Editorial – Island Voices
By Reverend Bob Nakata of the Faith Action for Community Equity, Victor Geminiani of Hawai‘i Appleseed Center for Law and Economic Justice, and Rene Berthiaume of Hawaiihousing.org
February 12, 2017
Airbnb is a $30 billion behemoth whose business model has depended on ignoring local regulations in the name of growth and profit. It claims the number of vacation rentals in Hawaii is minuscule compared with the total number of housing units, but in fact, that total number is irrelevant. The appropriate comparison is how many units are needed to house our residents.
A recent report by the state Department of Economic Development and Tourism determined Hawaii will need 65,000 more homes by 2025.
That estimation is similar to the Hawaii Housing Finance and Development Corporation’s (HHFDC)’s projection that between 2015 and 2020, we have a housing shortage of 29,500 units. The Hawaii Tourism Authority estimates over 27,000 vacation rentals in the state are advertised online. The overwhelming number of these rentals are illegal. Every home used illegally as a visitor lodging business is one less home for our residents.

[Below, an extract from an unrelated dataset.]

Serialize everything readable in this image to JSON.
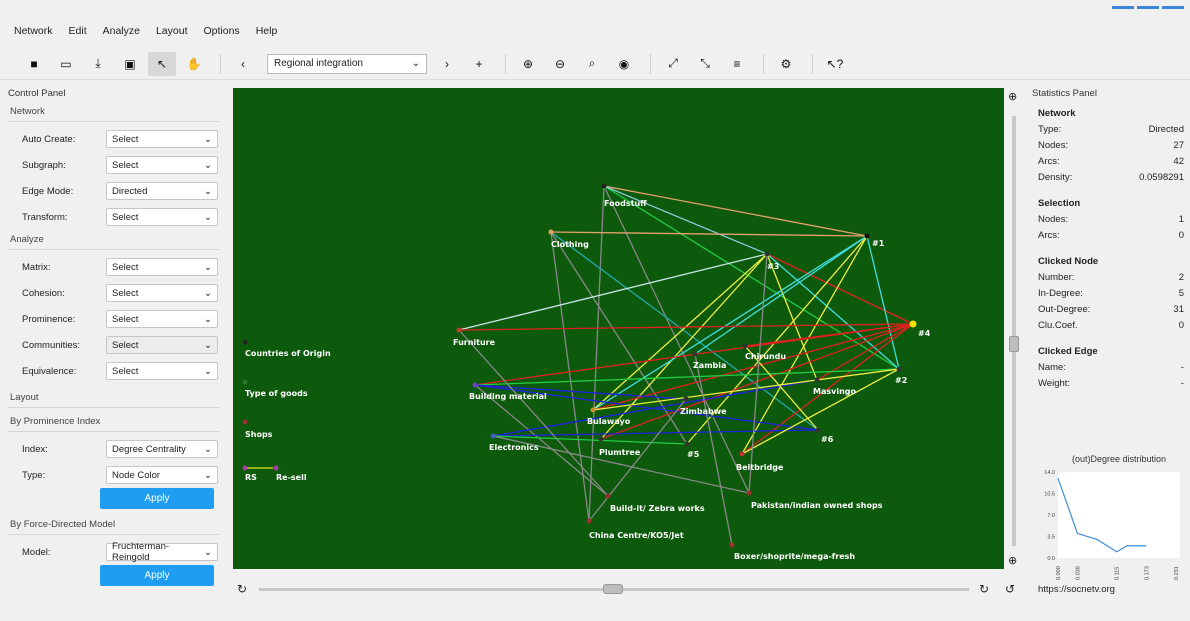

In tight housing markets with low vacancy rates, any reduction in supply naturally increases rents, particularly because neither the market nor the public sector can quickly add to housing stock. Airbnb indirectly reduces the affordable housing supply by reducing the overall housing supply of units available for long-term rentals.
A recent HHFDC report indicated an alarming drop in rental listings over the last three years for both multi-family and single-family units on all islands. In some areas, advertised rental housing listings have dropped by 80 percent, with the number of single-family listings in Kauai at less than 10 percent of the number available three years ago.
Another recent study by Honolulu’s Office of Community Services indicated that at 80 percent of occupancy, the average Airbnb unit in 2015 would bring in about 3.5 times more than for a long-term rental to local residents.
Now more than ever, we need state and county cooperation to ensure any housing, whatever the number of units, stays as residential. We need to encourage landlords to rent to residents trying to find affordable housing, rather than incentivize them to convert units to vacation rentals.
Airbnb lodgings are often concentrated in affluent neighborhoods that have long been gentrified, but are increasingly moving to areas often seen as local low-income housing. Last year, Airbnb solicited homeowners in Ewa Beach and Waianae to turn their houses into vacation rentals by direct-mailing postcards to residences. Increasingly, our beaches and public lands are being advertised on the site.
Airbnb claims that the majority of its rentals are only occasionally rented out and that low occupancy rates imply property owners are using the rentals as their residence. A close analysis shows a different picture. The majority of Airbnb’s lodging units are entire home rentals on Oahu that are being advertised as available year-round. While Airbnb portrays its owner-occupied units as a room or even a sofa that is occasionally rented, the vast majority are cottages, attached apartments and studios that could be rentals for residents.
Airbnb also claims that if allowed to collect the transient accommodations and general excise taxes from its short-term rentals, that would significantly increase tax revenue for the state. This is highly questionable. A 2015 San Francisco Office of Economic Analysis study found that for every 1,000 units lost to illegal short-term tourist rentals, the city’s economy loses more than $250 million each year, far exceeding benefits from taxes from visitor spending and vacation rentals. The loss of revenues comes via people dislocated due to unavailable housing.
The same factors would occur for Hawaii. In addition, taxes would still be collected by legitimate visitor lodging businesses and by owners collecting rents for long-term rentals to local residents.
Airbnb is distorting the truth to promote its financial interests. While some vacation rentals are not necessarily bad, the proliferation of TVUs brought about by online business models are taking away long-term units from our housing stock and harming our residents.
Reverend Bob Nakata of the Faith Action for Community Equity, Victor Geminiani of Hawai‘i Appleseed Center for Law and Economic Justice, and Rene Berthiaume of Hawaiihousing.org picked apart Airbnb’s report that claims illegal vacation rentals are “immaterial” to Hawaii’s residential housing market.